▶ Work required: Within the entries below, find every line that has the string "Belege", then copy it.

▶ Raw data:

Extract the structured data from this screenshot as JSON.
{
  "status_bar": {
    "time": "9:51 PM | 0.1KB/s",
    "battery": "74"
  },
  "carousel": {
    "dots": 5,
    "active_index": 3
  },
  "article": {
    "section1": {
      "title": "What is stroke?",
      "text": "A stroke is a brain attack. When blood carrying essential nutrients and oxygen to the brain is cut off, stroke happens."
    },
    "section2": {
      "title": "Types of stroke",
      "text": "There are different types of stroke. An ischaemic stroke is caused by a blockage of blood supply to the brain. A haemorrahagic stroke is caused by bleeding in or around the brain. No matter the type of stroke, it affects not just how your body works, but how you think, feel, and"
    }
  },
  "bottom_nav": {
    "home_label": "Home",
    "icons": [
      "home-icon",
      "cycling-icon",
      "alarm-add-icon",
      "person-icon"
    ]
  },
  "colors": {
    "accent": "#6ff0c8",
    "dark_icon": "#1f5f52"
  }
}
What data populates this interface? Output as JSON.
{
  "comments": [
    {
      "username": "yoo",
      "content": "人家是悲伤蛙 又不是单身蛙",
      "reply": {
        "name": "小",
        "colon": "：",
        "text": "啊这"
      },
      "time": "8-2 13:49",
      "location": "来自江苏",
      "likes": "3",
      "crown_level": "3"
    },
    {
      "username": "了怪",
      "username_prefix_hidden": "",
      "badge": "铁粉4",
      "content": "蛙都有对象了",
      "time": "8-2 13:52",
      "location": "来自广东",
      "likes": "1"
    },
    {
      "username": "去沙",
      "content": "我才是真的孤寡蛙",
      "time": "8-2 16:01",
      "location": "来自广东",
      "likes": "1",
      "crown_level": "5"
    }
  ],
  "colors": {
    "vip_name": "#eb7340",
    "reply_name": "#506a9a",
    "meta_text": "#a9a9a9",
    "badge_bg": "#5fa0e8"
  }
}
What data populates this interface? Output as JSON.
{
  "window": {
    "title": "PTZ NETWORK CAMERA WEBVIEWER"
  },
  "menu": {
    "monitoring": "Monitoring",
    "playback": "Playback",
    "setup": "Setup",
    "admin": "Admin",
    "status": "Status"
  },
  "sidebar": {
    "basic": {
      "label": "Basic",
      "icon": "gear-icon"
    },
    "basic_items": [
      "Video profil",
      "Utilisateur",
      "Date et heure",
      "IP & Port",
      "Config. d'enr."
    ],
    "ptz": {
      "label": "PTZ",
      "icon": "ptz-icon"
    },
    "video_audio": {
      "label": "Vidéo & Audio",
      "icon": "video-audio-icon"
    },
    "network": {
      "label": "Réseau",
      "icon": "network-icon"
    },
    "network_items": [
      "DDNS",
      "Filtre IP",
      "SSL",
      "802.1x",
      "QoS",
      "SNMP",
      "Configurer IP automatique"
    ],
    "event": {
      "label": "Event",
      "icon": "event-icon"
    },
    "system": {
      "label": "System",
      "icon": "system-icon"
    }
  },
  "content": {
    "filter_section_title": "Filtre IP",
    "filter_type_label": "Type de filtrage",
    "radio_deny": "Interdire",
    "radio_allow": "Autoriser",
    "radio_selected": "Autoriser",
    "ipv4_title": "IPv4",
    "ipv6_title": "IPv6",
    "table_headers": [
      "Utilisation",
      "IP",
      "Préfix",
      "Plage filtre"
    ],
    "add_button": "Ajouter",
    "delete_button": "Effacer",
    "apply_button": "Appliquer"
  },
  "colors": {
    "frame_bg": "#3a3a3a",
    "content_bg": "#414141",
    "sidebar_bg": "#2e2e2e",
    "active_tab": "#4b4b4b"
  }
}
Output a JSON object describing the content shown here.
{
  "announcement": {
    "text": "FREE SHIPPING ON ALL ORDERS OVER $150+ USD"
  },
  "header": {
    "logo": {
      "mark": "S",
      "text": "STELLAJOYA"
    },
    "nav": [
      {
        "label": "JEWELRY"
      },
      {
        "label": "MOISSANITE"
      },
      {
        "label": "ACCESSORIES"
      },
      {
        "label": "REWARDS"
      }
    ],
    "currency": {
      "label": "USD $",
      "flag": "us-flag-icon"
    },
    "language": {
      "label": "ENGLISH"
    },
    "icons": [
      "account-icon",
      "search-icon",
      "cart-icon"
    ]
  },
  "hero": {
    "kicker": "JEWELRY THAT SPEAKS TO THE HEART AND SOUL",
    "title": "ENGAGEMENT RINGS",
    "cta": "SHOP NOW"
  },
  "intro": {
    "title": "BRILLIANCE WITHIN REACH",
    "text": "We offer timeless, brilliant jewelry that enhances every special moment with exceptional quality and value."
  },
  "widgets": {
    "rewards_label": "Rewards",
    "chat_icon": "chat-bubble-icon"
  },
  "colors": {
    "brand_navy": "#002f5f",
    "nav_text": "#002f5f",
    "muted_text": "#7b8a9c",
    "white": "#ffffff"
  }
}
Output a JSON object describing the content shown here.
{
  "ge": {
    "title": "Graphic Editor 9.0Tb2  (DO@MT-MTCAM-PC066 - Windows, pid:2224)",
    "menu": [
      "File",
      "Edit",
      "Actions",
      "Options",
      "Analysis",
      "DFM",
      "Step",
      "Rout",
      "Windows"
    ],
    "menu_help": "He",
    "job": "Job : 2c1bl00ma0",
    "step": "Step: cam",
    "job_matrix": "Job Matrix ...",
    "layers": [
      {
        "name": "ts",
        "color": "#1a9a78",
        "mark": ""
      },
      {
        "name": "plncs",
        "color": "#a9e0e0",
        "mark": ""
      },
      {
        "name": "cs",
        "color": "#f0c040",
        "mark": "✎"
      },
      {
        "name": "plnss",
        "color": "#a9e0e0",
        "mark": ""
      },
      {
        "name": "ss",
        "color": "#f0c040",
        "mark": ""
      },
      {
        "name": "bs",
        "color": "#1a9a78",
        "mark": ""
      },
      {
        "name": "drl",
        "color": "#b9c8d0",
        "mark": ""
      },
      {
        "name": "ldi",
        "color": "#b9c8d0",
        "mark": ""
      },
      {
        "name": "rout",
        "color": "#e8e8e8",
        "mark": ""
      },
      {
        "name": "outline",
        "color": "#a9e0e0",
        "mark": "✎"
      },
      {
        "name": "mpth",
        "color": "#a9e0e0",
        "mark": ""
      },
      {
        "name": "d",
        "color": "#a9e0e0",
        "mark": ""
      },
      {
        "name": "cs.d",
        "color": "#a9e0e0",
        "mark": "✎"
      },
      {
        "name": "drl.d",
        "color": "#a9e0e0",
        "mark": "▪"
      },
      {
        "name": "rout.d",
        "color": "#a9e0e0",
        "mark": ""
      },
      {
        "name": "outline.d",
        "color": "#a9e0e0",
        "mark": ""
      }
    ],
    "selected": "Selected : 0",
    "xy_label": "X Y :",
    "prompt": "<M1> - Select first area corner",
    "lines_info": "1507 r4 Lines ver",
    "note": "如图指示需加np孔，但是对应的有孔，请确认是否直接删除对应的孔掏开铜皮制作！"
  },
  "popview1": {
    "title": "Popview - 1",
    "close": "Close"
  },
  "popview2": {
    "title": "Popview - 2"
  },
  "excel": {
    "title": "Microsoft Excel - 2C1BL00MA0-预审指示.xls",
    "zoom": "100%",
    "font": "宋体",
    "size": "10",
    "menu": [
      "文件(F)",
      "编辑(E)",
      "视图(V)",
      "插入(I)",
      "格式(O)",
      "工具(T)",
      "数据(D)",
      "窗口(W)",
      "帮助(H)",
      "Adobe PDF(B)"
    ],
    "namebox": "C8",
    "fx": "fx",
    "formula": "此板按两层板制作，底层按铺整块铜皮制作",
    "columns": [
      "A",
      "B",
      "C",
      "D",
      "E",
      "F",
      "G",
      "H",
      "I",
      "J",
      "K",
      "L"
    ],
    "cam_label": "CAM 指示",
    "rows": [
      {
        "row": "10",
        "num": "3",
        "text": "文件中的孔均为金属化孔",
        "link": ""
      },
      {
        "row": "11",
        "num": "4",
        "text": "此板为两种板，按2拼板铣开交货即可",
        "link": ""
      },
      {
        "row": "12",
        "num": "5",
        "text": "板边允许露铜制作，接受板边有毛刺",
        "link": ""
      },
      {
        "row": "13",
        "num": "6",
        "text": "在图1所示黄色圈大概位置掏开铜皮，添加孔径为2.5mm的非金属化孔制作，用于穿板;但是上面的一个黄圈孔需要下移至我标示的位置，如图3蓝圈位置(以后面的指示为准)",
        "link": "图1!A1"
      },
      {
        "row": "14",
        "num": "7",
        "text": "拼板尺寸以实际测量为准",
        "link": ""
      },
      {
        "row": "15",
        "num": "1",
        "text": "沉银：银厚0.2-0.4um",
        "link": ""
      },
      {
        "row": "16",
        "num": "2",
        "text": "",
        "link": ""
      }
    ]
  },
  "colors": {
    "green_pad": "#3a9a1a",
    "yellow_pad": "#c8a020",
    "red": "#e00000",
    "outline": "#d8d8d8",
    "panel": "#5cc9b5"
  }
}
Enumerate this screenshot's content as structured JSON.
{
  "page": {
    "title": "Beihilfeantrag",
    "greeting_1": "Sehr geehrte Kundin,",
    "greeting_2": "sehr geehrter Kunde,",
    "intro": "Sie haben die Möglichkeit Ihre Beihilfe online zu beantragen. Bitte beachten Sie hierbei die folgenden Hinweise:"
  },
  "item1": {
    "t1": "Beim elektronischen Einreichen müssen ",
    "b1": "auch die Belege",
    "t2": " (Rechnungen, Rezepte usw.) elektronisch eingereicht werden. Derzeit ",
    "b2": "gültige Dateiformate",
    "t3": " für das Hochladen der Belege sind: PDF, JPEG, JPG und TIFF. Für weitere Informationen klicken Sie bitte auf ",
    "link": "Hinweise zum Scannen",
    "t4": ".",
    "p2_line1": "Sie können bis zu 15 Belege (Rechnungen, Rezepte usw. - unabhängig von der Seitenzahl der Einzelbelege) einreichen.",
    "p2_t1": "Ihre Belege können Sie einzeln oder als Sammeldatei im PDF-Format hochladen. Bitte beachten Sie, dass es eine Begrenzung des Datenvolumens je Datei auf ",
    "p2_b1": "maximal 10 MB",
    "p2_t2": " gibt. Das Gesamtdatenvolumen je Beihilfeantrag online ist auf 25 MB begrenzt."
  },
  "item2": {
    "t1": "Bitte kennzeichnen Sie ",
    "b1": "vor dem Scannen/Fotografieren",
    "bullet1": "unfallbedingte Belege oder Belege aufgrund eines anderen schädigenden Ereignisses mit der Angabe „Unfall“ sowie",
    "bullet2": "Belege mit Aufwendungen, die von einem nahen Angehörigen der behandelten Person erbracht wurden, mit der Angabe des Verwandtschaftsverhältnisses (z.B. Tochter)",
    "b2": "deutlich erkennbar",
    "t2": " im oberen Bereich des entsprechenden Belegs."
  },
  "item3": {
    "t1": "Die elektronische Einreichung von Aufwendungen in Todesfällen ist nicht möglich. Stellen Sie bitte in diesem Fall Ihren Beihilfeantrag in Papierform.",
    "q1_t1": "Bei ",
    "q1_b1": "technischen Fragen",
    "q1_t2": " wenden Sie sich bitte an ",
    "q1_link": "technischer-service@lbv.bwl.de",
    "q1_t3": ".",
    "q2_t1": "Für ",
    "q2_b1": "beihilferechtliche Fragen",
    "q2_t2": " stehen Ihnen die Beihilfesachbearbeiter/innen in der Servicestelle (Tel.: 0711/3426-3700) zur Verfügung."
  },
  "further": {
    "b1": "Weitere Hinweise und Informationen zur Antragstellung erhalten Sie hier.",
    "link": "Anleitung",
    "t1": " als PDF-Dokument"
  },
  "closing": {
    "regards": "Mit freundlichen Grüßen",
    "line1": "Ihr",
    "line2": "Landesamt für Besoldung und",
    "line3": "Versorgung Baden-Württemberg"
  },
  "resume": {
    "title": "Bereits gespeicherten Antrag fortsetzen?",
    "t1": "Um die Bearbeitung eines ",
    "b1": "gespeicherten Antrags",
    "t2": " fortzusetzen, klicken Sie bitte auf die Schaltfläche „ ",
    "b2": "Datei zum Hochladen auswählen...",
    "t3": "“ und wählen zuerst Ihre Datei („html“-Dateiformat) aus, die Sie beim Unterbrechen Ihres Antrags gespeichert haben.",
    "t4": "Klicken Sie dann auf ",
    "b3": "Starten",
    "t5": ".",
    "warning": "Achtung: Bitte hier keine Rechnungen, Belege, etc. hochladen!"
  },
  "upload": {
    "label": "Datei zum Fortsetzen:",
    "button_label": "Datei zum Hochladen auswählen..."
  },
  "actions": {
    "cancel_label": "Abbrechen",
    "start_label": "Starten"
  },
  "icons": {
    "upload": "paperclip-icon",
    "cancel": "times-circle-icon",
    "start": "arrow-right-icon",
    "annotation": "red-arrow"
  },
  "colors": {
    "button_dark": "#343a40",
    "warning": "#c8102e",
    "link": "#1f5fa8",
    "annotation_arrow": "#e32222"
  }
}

▶ Finished task:
    "b1": "auch die Belege",
    "t3": " für das Hochladen der Belege sind: PDF, JPEG, JPG und TIFF. Für weitere Informationen klicken Sie bitte auf ",
    "p2_line1": "Sie können bis zu 15 Belege (Rechnungen, Rezepte usw. - unabhängig von der Seitenzahl der Einzelbelege) einreichen.",
    "p2_t1": "Ihre Belege können Sie einzeln oder als Sammeldatei im PDF-Format hochladen. Bitte beachten Sie, dass es eine Begrenzung des Datenvolumens je Datei auf ",
    "bullet1": "unfallbedingte Belege oder Belege aufgrund eines anderen schädigenden Ereignisses mit der Angabe „Unfall“ sowie",
    "bullet2": "Belege mit Aufwendungen, die von einem nahen Angehörigen der behandelten Person erbracht wurden, mit der Angabe des Verwandtschaftsverhältnisses (z.B. Tochter)",
    "warning": "Achtung: Bitte hier keine Rechnungen, Belege, etc. hochladen!"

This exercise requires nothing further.